━━━ Supplied data ━━━

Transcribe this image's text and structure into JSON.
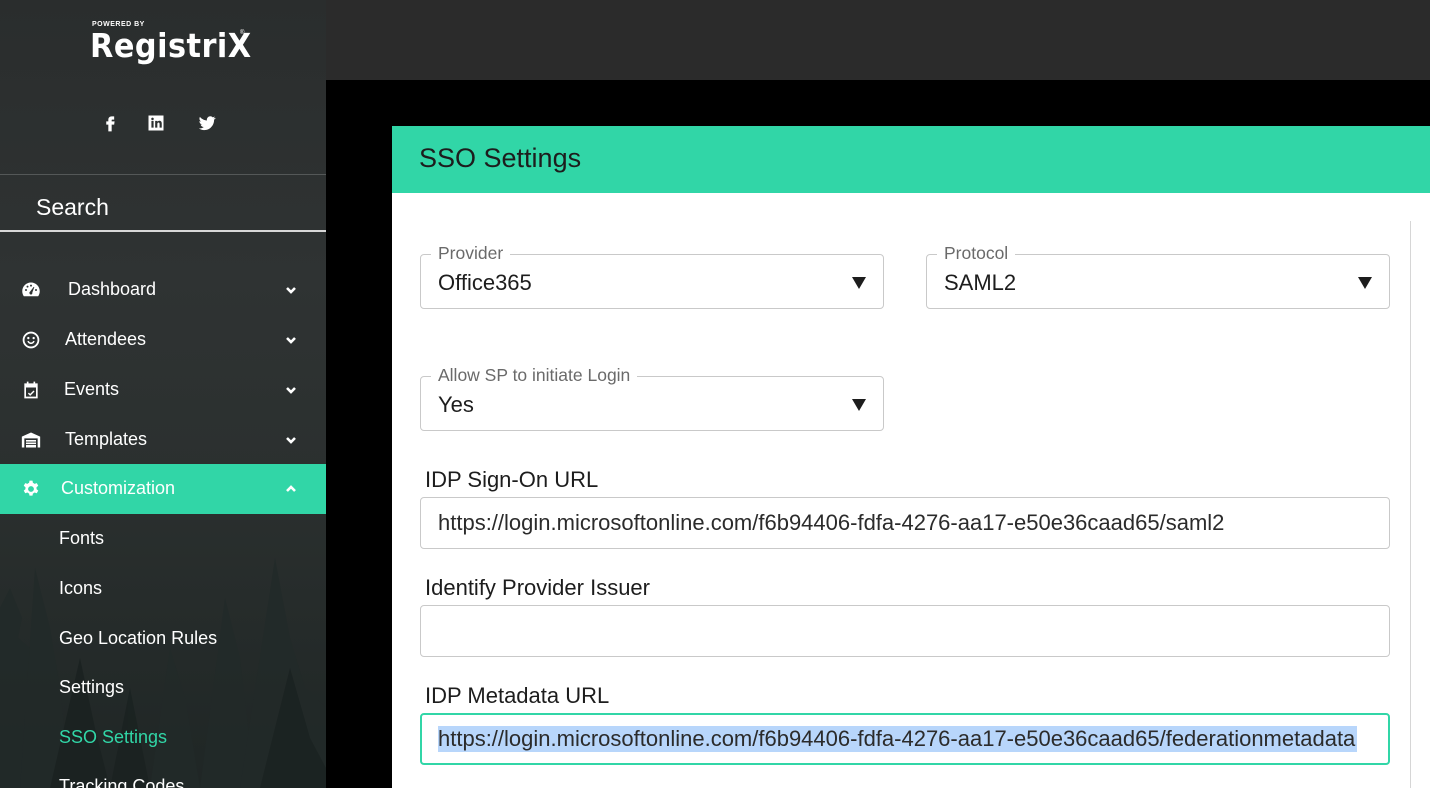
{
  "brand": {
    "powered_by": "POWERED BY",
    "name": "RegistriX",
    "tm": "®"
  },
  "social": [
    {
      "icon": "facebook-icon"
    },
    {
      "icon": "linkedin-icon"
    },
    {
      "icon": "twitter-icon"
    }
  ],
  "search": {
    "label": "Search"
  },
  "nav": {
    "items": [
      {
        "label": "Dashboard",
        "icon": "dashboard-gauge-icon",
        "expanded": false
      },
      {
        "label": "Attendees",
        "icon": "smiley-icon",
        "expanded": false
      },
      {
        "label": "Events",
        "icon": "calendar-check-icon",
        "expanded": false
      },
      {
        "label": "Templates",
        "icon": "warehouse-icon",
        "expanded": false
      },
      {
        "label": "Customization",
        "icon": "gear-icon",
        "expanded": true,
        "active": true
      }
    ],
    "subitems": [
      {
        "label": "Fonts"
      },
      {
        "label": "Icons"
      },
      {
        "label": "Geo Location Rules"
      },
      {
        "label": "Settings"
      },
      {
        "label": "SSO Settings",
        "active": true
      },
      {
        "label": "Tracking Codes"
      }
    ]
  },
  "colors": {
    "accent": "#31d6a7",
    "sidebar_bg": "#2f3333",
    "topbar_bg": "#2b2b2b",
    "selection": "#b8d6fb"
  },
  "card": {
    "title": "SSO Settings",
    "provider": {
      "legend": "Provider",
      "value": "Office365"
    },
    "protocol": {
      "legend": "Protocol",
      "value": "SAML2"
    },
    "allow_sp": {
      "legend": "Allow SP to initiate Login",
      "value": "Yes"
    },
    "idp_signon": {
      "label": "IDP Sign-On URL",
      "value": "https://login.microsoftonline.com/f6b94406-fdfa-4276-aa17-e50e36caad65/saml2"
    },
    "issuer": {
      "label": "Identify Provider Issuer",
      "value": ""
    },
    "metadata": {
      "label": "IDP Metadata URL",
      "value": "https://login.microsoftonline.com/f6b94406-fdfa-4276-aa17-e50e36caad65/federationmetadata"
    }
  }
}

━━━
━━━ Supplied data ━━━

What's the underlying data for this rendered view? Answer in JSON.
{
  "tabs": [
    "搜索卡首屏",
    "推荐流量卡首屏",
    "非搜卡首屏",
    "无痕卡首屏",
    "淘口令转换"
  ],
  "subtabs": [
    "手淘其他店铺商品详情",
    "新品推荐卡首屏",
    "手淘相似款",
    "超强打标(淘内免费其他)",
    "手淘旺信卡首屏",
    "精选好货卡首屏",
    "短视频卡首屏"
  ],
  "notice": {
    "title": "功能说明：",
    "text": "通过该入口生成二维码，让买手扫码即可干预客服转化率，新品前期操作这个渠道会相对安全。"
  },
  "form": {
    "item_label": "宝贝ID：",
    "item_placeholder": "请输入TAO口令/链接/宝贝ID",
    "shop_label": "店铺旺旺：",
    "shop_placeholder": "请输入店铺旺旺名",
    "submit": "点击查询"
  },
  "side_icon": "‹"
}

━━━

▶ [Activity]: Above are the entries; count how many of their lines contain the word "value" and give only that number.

▶ [Result of the exercise]: 6